Burning your child’s past
Last night I saw a thread on Twitter from an individual called “Autismomum” in which she talked of burning the documents about her child’s school life in case they were discovered by the child when an adult and it upset them. Here’s the thread:
1/ Imagine this. You’re in a job you love, have a partner and drive. You have lots of friends and and are well respected in the workplace because being autistic is an asset, you are passionate and focused. One day you clear out your parents loft and you find a very large box..
2/ You look inside and find a heap of school documents about yourself. You discover at primary age you were frequently excluded. The documents clearly show nothing was done to help you. You were rejected, restrained and forced into a room where adults held the door.

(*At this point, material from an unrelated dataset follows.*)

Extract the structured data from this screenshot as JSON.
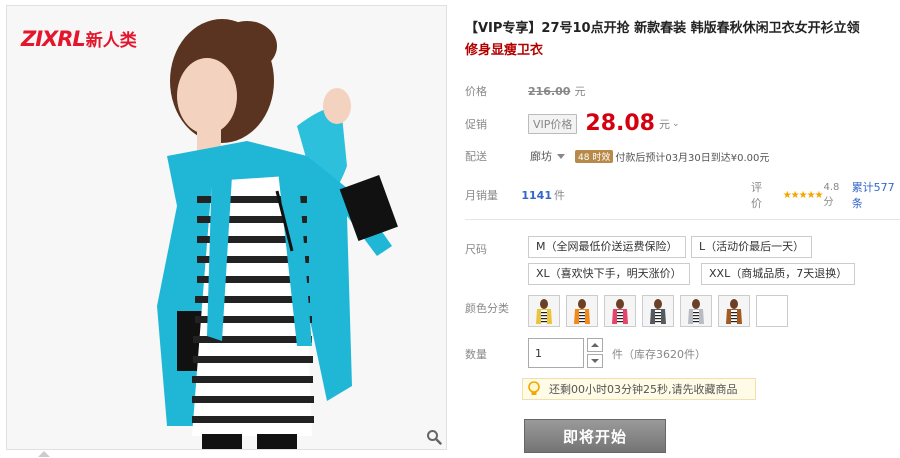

3/ No, no, no. You will not discover that box when you are older, for I have put the past behind us. I love you. (Accompanied by the picture above of a fire grate with a lot of embers inside.)
I was a “special needs” child who was in a number of special units in primary school and then a ‘special’ boarding school as a teenager and my parents kept a big stack of letters and other documents about my school history which they didn’t burn and which I did read later and which didn’t tell me any traumatising details which I did not already remember. If a child was restrained, locked in rooms or otherwise physically abused, it is unlikely that they will need a file to ‘unlock’ memories when they are an adult. They will already remember.
What this file will do is help them understand decisions that were made about their lives that they may remember only one side of. It may be useful to them or their lawyers if they decide to seek compensation or may be useful for anyone else seeking to document abuses (or educational practices in general). If they believe as an adult that they had been betrayed by those supposed to help or care for them as a child, it will not help if they find that all documents relating to it have been burned, and they might not believe you if you said you did it because you thought it best for them.
I’m not normally one to join in attacks on “autism moms” as I know quite a few (some of them also autistic) but this is exactly the behaviour that gives them a bad name. If your child is capable of understanding what is in these documents, they have a right to read them and a right to know what is in them; if they are not, you may need them to secure things they need. Don’t burn their past; it’s their life as much as it is yours.
Possibly Related Posts:
- Travesty of justice, travesty of science
- Autism, female diagnosis and trauma
- “Have you tried boarding?”
- How we still let our learning disabled down
- Inquest travesty